(Collected data)
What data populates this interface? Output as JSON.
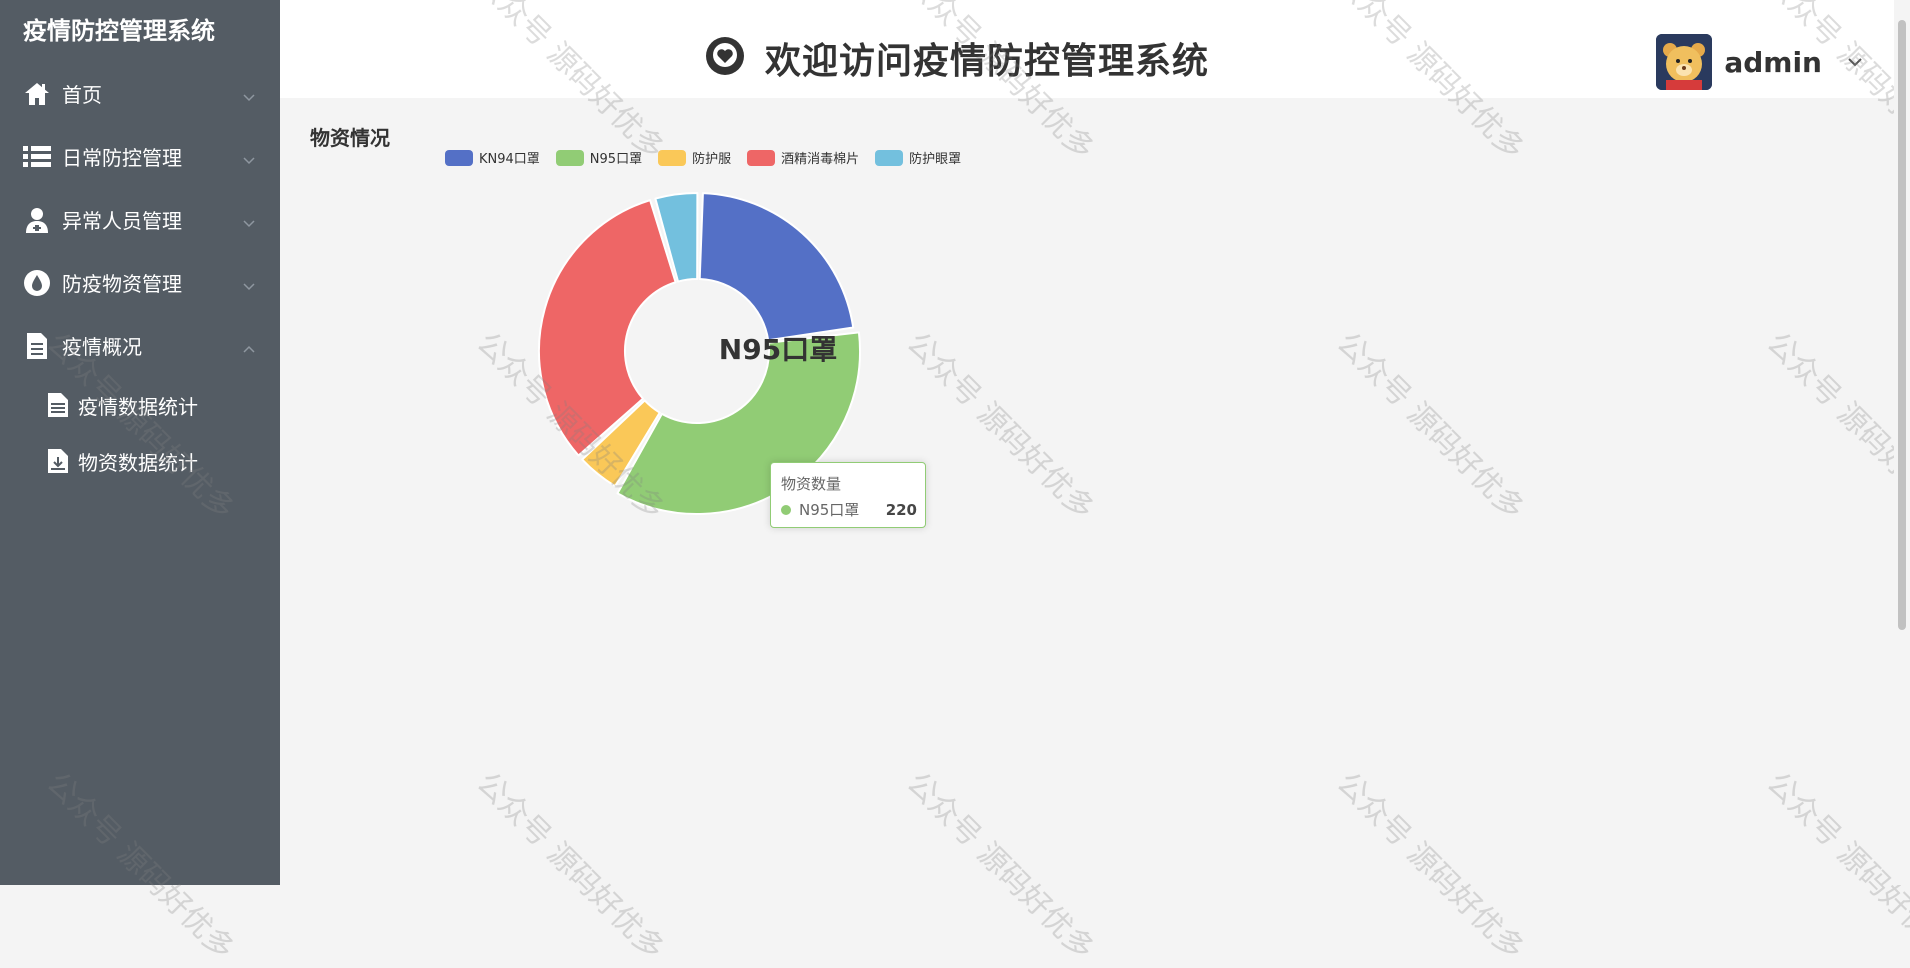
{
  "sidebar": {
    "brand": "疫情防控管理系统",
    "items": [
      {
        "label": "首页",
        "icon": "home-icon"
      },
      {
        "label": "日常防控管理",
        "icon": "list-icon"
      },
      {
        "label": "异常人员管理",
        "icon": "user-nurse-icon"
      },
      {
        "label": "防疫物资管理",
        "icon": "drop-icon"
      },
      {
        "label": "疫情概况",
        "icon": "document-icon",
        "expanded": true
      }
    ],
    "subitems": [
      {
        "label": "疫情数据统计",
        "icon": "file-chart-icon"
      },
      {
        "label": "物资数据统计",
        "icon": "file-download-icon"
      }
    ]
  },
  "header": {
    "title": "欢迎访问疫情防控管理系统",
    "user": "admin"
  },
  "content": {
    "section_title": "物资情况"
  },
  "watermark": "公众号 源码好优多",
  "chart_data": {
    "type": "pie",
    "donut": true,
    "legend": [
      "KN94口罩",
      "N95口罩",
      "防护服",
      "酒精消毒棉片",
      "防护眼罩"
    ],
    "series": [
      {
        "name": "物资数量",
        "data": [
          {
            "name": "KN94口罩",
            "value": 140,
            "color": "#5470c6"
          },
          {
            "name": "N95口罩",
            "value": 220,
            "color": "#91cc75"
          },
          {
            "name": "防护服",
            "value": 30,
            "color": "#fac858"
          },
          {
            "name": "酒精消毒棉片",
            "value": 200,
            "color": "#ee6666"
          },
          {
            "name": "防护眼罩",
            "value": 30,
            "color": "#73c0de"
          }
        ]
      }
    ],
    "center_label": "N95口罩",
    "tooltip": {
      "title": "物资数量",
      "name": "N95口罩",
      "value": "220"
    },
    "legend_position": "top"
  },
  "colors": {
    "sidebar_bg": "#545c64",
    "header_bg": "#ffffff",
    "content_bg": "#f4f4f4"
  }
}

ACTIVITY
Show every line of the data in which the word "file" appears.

RESPONSE BELOW
        "icon": "file-chart-icon"
        "icon": "file-download-icon"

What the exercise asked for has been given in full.